Being second on meant we could now enjoy watching the rest of the Tattoo on the backstage
screen. A local gymnastics display team was followed, after the interval, by the
eight pipe bands filling the arena with their horrible unique music.
The Malta Police Precision Drill Team then thrust, waved and threw fixed-bayonet
Lee Enfield 303s in an anxiety-making display followed by a more soothing performance
from the 57-strong Malta Police Force Band.
The General Jozef Wybicki Polish Armed Forces Band who’d been flown in that morning
strapped to the wings of an old Antonov biplane (allegedly), was followed by The
Armed Forces of Malta Band. We then formed up to follow the Police Precision Drill
Team on for the Grand Finale.
The singing of Leonard Cohen’s Hallelujah and the Maltese National Anthem brought
a varied evening of military music and display to a close. After a short wait for
our bus to arrive, it couldn’t have been more than an hour late, we made it back
to Peppi’s for a restorative libation or three.
On the second evening our ‘media ops’ volunteer, Allison Thackery, was on hand with
her camera to take some group photos and record our performance in the arena. Those
of us who were veterans of the Corps of Drums Society tour of 2003 have some uncomfortable
memories of group photo taking on Malta, but this session was mercifully much shorter
and not in the full heat of the sun so the amount of grumbling in the ranks was much
We began our Sunday performance by playing our bugle fanfare at the halt as the entry
screen rose – no shuffling on ‘in complete darkness’ this time! It seemed to me that
this was our best run through the routine yet, although I’m sure when we see the

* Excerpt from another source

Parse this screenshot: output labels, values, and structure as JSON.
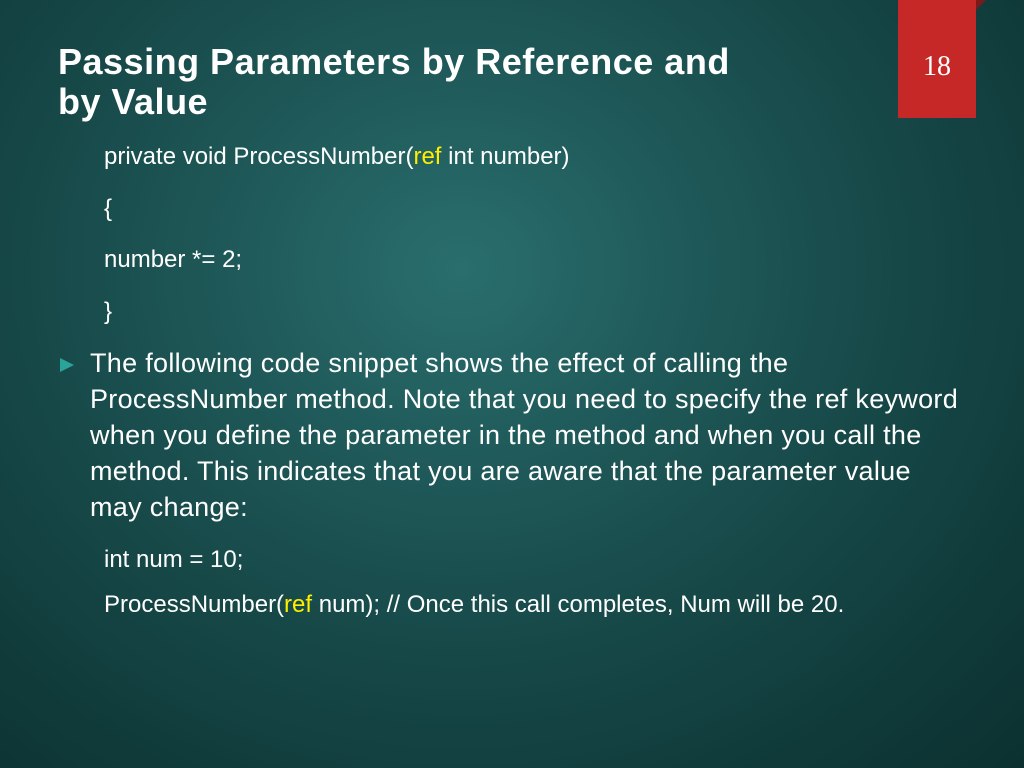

video there’ll be some points to raise the Drum Major’s blood pressure.
When the Tattoo ended and the public had left, we re-formed in the arena to receive
the organisers’ thanks and a presentation Malta Tattoo acrylic glass trophy. We marched

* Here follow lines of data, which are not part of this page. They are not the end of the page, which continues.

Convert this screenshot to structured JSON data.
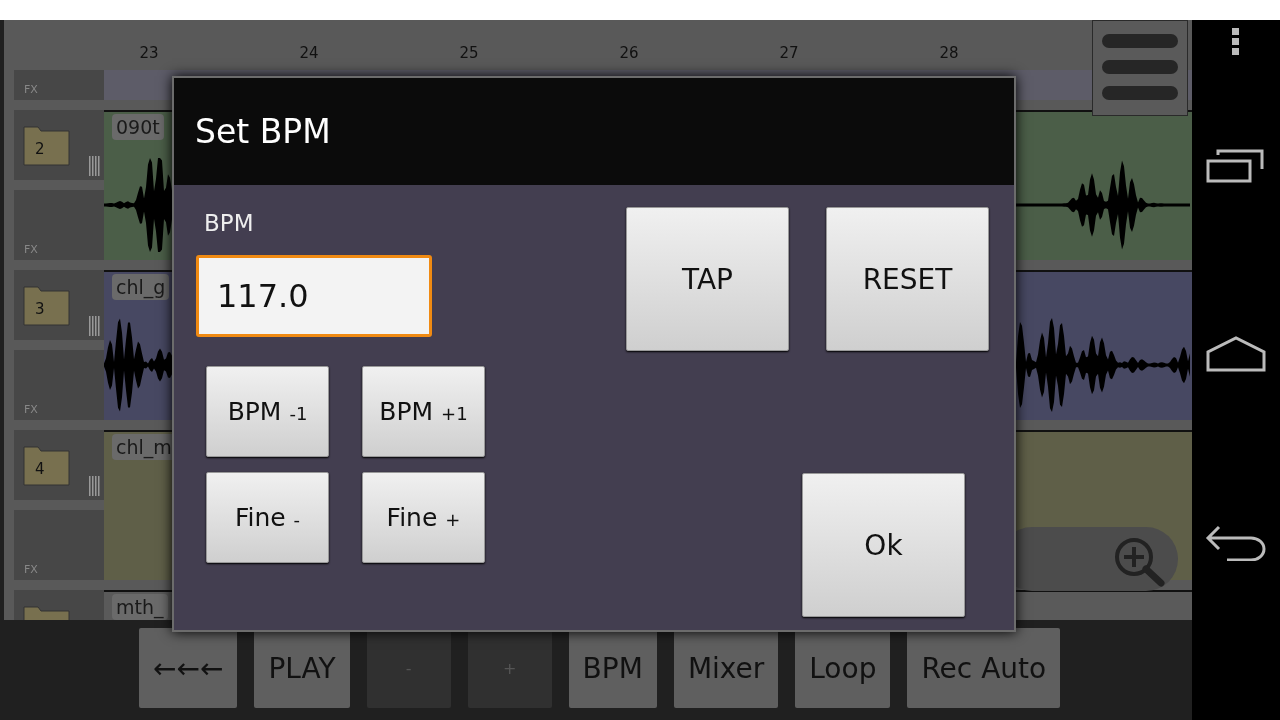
{
  "ruler": {
    "marks": [
      "23",
      "24",
      "25",
      "26",
      "27",
      "28"
    ]
  },
  "track_headers": [
    {
      "kind": "fx",
      "label": "FX"
    },
    {
      "kind": "folder",
      "number": "2"
    },
    {
      "kind": "fx",
      "label": "FX"
    },
    {
      "kind": "folder",
      "number": "3"
    },
    {
      "kind": "fx",
      "label": "FX"
    },
    {
      "kind": "folder",
      "number": "4"
    },
    {
      "kind": "fx",
      "label": "FX"
    },
    {
      "kind": "folder"
    }
  ],
  "lanes": [
    {
      "clip_label": "090t",
      "color": "#4b5e48",
      "waveform": true
    },
    {
      "clip_label": "chl_g",
      "color": "#474862",
      "waveform": true
    },
    {
      "clip_label": "chl_m",
      "color": "#5f5f48",
      "waveform": false
    },
    {
      "clip_label": "mth_",
      "color": "#5a5a5a",
      "waveform": false
    }
  ],
  "dialog": {
    "title": "Set BPM",
    "field_label": "BPM",
    "value": "117.0",
    "buttons": [
      {
        "kind": "step",
        "label": "BPM $_{-1}$"
      },
      {
        "kind": "step",
        "label": "BPM $_{+1}$"
      },
      {
        "kind": "step",
        "label": "Fine $_{-}$"
      },
      {
        "kind": "step",
        "label": "Fine $_{+}$"
      },
      {
        "kind": "big",
        "label": "TAP"
      },
      {
        "kind": "big",
        "label": "RESET"
      },
      {
        "kind": "ok",
        "label": "Ok"
      }
    ]
  },
  "toolbar": [
    {
      "label": "←←←",
      "disabled": false
    },
    {
      "label": "PLAY",
      "disabled": false
    },
    {
      "label": "-",
      "disabled": true
    },
    {
      "label": "+",
      "disabled": true
    },
    {
      "label": "BPM",
      "disabled": false
    },
    {
      "label": "Mixer",
      "disabled": false
    },
    {
      "label": "Loop",
      "disabled": false
    },
    {
      "label": "Rec Auto",
      "disabled": false
    }
  ]
}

off, with our slouch hats at their jauntiest angle, playing The British Grenadiers.
With an 0630 start on the following morning to catch our Air Malta flight back, a
final group appearance at Peppi’s was scratched. Though a few hardy souls did their
final bit to smash the Lowenbrau sales targets.
And so before dawn, a little bleary-eyed, we said goodbye to the Island of Mystery.
This had been our first Tattoo appearance as The Cinque Ports R.V. Corps of Drums
and we’d all greatly appreciated the wonderful hospitality and backstage camaraderie
that the Malta Tattoo provided.